When, where, and how should the promotion of human rights and democracy abroad figure in American foreign policy? A compelling way for liberals to influence this debate is to underscore a Wilsonian agenda's relevance to national security.
The main argument in favor of neoliberalism is simple enough: individuals will freely exchange whenever mutual gains result. It follows that restricting trade and investment across borders both infringes liberty and prevents people from enjoying benefits. At this point an appeal is made to historical evidence: previously poor regions have lifted more people out of poverty at a faster rate than ever before in human history by opening up to trade and investment. Neoliberal theorists and policy makers conclude..
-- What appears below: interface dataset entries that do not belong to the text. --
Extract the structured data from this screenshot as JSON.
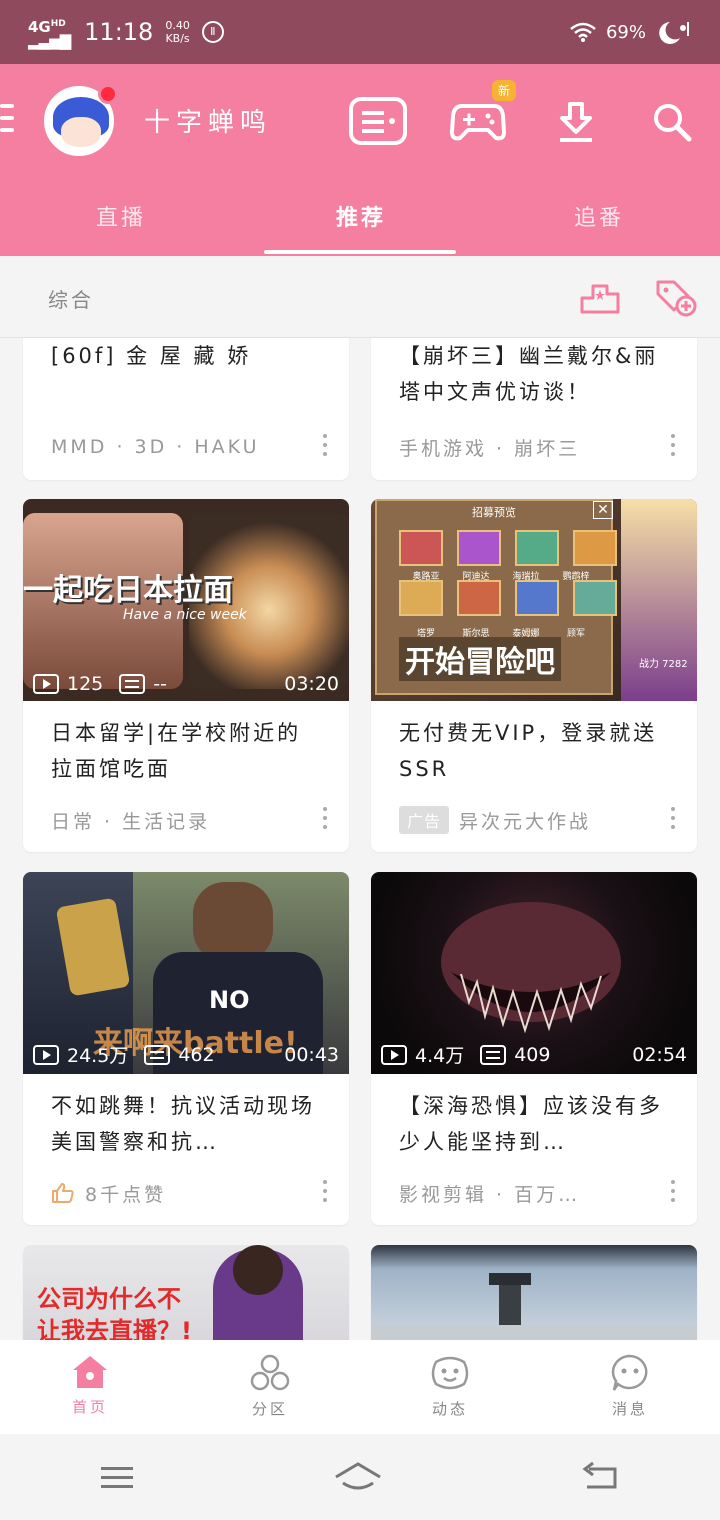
{
  "status": {
    "network": "4G",
    "network_sup": "HD",
    "time": "11:18",
    "speed_value": "0.40",
    "speed_unit": "KB/s",
    "battery": "69%"
  },
  "header": {
    "username": "十字蝉鸣",
    "game_badge": "新"
  },
  "tabs": [
    {
      "label": "直播"
    },
    {
      "label": "推荐"
    },
    {
      "label": "追番"
    }
  ],
  "subbar": {
    "label": "综合"
  },
  "cards": [
    {
      "title": "[60f] 金 屋 藏 娇",
      "meta": "MMD · 3D · HAKU"
    },
    {
      "title": "【崩坏三】幽兰戴尔&丽塔中文声优访谈！",
      "meta": "手机游戏 · 崩坏三"
    },
    {
      "title": "日本留学|在学校附近的拉面馆吃面",
      "meta": "日常 · 生活记录",
      "plays": "125",
      "danmaku": "--",
      "duration": "03:20",
      "overlay": "一起吃日本拉面",
      "overlay_sub": "Have a nice week"
    },
    {
      "title": "无付费无VIP，登录就送SSR",
      "meta": "异次元大作战",
      "ad_tag": "广告",
      "overlay": "开始冒险吧",
      "panel_title": "招募预览",
      "power": "战力 7282",
      "hero_names": [
        "奥路亚",
        "阿迪达",
        "海瑞拉",
        "鹦鹉梓",
        "塔罗",
        "斯尔思",
        "泰姆娜",
        "顾军"
      ]
    },
    {
      "title": "不如跳舞！抗议活动现场美国警察和抗…",
      "meta": "8千点赞",
      "plays": "24.5万",
      "danmaku": "462",
      "duration": "00:43",
      "overlay": "来啊来battle!",
      "shirt": "NO"
    },
    {
      "title": "【深海恐惧】应该没有多少人能坚持到…",
      "meta": "影视剪辑 · 百万…",
      "plays": "4.4万",
      "danmaku": "409",
      "duration": "02:54"
    },
    {
      "overlay": "公司为什么不让我去直播？!"
    },
    {}
  ],
  "bottom_nav": [
    {
      "label": "首页"
    },
    {
      "label": "分区"
    },
    {
      "label": "动态"
    },
    {
      "label": "消息"
    }
  ],
  "colors": {
    "brand_pink": "#f47fa1",
    "status_bar": "#8f4a5e",
    "badge_orange": "#f6b233"
  }
}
In a world where exploitation and uneven development condemn billions to suffering, the proper understanding of the intellectual relationship between Hegel and Marx appears a small matter indeed. Marx‟s Capital, however, remains the single most important text for comprehending the system that generates this suffering. The question of the proper reading of this work thus remains important. Sooner or later this brings us to the Hegel/Marx question. In a recent article in Science and Society John Rosenthal forcefully argues that there (...) is one and only one place where Hegelian themes play a role in Capital (Rosenthal 1999). In Rosenthal‟s view, Marx‟s description of the relationship between money and ordinary commodities deliberately echoes the relationship between universals and finite things in Hegel‟s system of idealism. The fact that Marx found this aspect of Hegel‟s thought useful is not at all to Hegel‟s credit. According to Rosenthal, Hegel‟s thought perversely grants abstractions priority over flesh and blood human subjects in a way that exactly parallels the way money, a “real abstraction,” perversely dominates social agents in capitalism. Apart from this, Rosenthal insists, Marx abandons his earlier experiments with Hegelian motifs in Capital. In specific, nothing like Hegelian dialectics can be found, a “methodology” based on bad puns and spurious reasoning. In order to justify this thesis Rosenthal attacks on two main fronts. First, he hopes to convince the reader that Hegel‟s use of the key terms “universality,” 1 “particularity,” and “individuality” is irredeemably flawed. Rosenthal complains that Hegel‟s term “universality” is systematically ambiguous, sometimes referring to the relatively more inclusive, on other occasions to the all-inclusive. The sense of the term “particularity” shifts in Hegel‟s writings between what is relatively unique (“bare” particularity) and what is relatively more determinate (“specificity”).. (shrink)
This book is quite simply the best study of the "young Marx" (pre-1848) and his immediate predecessors I have ever read. For supporters of the ancient régime in the first half of the nineteenth century, the failure of the French Revolution meant that everything could now go back to “normal.” But for the thinkers Kouvelakis examines — Kant, Hegel, Heine, Hess, Engels, and Marx — the Revolution’s promise of emancipation was merely deferred, not defeated. What exactly did that mean? Answers (...) differed greatly. (shrink)